- Have expertise in treating blood-related diseases
- Apply the latest treatment protocols, and be willing to go beyond standard protocols to try innovative approaches to treat your specific disease
- Work alongside clinical experts from many disciplines to provide you with the most thorough, integrated care possible
The Hematology Oncology Department at CTCA at Southwestern Regional Medical Center (Southwestern) provides advanced medical therapies for patients with various types and stages of hematologic disease.
Stem Cell Transplantation
Some hematologic cancer patients at Southwestern undergo a Hematopoietic Progenitor Cell Transplantation (commonly referred to as stem cell transplantation). Dr. Joseph Lynch serves as Medical Director of the Stem Cell Transplant & Cell Therapy Program at Southwestern.
A stem cell transplant can be used to infuse healthy stem cells into the body to stimulate new bone marrow growth, suppress the disease, and reduce the possibility of a relapse. Stem cells can be found in the bone marrow, circulating blood (peripheral blood stem cells), and umbilical cord blood.
The Stem Cell Transplant Process

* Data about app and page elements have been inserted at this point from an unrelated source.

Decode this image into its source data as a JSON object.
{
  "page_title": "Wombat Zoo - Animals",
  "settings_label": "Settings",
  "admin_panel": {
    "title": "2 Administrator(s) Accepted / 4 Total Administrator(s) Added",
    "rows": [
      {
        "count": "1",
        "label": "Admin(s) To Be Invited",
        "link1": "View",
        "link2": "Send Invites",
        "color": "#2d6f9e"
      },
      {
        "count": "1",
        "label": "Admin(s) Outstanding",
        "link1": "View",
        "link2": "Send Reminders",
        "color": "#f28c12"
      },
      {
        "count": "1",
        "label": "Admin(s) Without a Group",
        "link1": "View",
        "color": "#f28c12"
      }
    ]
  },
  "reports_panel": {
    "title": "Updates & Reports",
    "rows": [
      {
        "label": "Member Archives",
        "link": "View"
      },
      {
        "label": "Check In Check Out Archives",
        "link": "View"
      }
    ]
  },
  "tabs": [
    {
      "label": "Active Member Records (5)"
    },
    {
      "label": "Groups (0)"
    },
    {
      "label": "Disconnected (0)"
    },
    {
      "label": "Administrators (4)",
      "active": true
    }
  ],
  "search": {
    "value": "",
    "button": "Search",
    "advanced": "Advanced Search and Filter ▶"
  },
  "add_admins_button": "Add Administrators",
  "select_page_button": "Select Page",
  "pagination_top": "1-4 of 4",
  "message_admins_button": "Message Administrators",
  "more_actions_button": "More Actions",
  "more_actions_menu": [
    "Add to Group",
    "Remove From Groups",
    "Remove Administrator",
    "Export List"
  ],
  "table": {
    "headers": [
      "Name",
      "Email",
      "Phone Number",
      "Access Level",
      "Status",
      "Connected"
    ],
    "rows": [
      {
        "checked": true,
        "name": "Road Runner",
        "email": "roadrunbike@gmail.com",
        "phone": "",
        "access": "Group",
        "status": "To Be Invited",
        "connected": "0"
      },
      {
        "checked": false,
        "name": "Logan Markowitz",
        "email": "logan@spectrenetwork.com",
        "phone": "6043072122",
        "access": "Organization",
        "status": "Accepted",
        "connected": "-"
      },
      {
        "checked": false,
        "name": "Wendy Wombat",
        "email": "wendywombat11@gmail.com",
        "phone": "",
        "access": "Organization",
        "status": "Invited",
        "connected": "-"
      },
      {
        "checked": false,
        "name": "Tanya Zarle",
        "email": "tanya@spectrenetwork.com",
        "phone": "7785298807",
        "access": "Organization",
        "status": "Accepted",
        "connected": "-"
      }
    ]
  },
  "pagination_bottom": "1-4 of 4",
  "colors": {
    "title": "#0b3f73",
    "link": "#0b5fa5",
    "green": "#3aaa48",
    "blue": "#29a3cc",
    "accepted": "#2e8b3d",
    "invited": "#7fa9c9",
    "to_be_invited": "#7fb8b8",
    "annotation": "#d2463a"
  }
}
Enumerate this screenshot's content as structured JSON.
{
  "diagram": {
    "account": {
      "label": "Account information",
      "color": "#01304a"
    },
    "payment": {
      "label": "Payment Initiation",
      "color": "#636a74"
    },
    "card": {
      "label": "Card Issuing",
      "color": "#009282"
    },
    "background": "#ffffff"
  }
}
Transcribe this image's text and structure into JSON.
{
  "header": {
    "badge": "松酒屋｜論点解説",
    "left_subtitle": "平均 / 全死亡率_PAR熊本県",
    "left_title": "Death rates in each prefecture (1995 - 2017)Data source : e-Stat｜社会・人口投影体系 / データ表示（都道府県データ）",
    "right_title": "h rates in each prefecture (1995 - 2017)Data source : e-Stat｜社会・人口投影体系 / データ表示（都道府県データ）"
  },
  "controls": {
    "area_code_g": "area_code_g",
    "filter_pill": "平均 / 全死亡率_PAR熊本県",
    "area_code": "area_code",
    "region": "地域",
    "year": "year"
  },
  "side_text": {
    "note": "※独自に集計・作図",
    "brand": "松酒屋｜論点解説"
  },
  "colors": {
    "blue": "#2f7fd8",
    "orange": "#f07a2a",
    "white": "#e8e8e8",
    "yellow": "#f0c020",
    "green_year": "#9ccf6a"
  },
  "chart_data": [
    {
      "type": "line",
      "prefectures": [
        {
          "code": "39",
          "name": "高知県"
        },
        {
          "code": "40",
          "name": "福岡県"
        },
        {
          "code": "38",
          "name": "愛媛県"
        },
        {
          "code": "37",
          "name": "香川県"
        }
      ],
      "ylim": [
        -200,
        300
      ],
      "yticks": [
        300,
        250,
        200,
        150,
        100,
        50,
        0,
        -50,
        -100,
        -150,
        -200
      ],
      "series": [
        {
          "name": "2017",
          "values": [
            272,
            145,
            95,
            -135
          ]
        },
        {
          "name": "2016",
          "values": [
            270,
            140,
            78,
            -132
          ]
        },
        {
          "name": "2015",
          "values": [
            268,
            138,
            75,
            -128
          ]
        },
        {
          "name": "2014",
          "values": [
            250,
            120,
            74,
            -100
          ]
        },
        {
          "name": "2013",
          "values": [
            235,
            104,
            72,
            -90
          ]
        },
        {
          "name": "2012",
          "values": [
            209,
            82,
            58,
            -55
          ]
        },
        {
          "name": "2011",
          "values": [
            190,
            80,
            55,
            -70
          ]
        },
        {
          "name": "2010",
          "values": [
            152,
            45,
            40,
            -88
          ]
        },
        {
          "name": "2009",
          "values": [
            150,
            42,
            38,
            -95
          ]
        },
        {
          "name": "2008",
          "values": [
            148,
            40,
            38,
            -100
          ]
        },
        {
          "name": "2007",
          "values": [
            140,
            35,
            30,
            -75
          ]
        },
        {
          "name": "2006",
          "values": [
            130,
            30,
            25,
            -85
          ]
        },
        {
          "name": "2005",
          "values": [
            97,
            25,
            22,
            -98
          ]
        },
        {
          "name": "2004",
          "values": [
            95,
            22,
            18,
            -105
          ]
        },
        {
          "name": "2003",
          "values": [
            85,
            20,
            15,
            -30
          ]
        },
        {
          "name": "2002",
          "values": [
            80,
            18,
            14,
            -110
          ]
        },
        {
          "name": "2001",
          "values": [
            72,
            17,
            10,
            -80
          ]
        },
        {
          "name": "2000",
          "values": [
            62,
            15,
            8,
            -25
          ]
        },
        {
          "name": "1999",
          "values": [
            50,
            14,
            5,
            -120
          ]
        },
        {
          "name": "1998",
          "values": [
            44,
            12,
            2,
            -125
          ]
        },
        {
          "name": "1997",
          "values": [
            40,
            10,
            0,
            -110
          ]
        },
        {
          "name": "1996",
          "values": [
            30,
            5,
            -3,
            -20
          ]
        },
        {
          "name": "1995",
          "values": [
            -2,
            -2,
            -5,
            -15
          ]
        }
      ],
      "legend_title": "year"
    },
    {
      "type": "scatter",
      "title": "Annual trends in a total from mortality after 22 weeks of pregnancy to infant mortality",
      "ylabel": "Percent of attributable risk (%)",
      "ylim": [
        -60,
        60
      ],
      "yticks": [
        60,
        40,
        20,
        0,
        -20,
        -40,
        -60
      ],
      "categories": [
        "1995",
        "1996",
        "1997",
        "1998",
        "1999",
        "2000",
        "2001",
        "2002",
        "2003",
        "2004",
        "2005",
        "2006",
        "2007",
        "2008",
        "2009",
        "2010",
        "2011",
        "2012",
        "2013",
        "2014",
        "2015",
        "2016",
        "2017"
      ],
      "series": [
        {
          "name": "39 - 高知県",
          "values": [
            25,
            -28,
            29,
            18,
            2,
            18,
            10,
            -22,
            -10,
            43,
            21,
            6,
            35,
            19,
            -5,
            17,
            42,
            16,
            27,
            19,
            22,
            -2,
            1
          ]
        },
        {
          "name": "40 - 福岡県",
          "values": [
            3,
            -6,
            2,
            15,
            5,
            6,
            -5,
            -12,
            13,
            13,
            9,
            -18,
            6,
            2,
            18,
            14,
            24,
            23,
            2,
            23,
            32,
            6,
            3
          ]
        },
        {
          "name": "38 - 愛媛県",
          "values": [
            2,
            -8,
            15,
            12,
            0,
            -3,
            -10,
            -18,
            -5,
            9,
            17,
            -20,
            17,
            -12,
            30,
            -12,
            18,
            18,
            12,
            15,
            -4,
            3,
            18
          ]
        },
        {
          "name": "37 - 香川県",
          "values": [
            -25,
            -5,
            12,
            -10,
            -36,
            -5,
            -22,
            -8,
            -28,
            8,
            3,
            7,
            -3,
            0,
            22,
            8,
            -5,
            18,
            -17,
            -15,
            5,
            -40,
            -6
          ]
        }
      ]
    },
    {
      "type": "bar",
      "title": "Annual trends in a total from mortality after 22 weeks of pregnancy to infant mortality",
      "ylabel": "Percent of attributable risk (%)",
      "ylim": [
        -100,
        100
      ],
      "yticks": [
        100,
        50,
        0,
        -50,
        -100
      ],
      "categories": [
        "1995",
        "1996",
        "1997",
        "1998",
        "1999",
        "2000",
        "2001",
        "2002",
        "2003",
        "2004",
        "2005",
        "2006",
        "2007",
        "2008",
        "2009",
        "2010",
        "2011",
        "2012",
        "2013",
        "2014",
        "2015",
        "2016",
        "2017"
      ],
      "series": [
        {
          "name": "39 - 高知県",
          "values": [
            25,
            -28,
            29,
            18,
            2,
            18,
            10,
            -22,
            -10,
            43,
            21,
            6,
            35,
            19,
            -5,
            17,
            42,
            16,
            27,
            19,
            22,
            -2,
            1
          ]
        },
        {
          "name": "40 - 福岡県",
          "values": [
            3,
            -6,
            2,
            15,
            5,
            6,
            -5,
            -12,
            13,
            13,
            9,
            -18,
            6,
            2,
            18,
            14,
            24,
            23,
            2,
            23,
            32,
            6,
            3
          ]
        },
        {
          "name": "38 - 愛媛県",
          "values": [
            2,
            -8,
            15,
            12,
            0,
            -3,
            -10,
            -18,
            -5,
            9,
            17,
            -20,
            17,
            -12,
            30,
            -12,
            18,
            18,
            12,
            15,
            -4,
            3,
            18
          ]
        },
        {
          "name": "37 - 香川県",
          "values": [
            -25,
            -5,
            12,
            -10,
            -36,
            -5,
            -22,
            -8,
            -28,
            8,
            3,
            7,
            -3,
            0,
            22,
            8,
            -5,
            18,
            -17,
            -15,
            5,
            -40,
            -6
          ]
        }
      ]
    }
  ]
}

Dr. Joseph Lynch and his team perform autologous stem cell transplants and allogeneic stem cell transplants. In an autologous transplant, stem cells are collected from the patient themselves. In an allogeneic stem cell transplant, stem cells are collected from a matching donor.
Before a stem cell transplant, you'll undergo a conditioning regime, which involves intensive treatment to destroy as many cancer cells as possible. You may receive high doses of chemotherapy and, in some cases, radiation therapy. Once this preparative regime is complete, you're ready to undergo the transplant.
The stem cells are re-infused into the bloodstream, similar to a blood transfusion. This procedure typically takes about an hour. After entering the bloodstream, the stem cells travel
to the bone marrow and begin to produce new blood cells in a process called engraftment.
In the months following the transplant, your care team will monitor your blood counts. You may need transfusions of red blood cells and platelets. Sometimes, the intensive treatments you receive before the stem cell transplantation can cause side effects, like infection. In this case, your doctor may administer IV antibiotics.
If you had an allogeneic stem cell transplant, your doctor may prescribe certain drugs to reduce the risk of graft-versus-host-disease (GVHD), a condition where the donated cells attack the patient's tissues.
Helping You Maintain Your Quality of Life
Recovery from a stem cell transplant can take several months. Our hematology oncology team will work with the rest of your care team to support you throughout the entire process.
For example, your dietitian will recommend a healthy diet to nutritionally fortify your body, and your naturopath will recommend natural therapies to help reduce side effects, such as neuropathy. Your rehabilitation therapist will recommend safe levels of physical activity to help you stay active and independent.
Additionally, your pain management practitioner will use various techniques to help alleviate discomfort and control bone and neuropathic pain, while your mind-body therapist will provide counseling and relaxation techniques.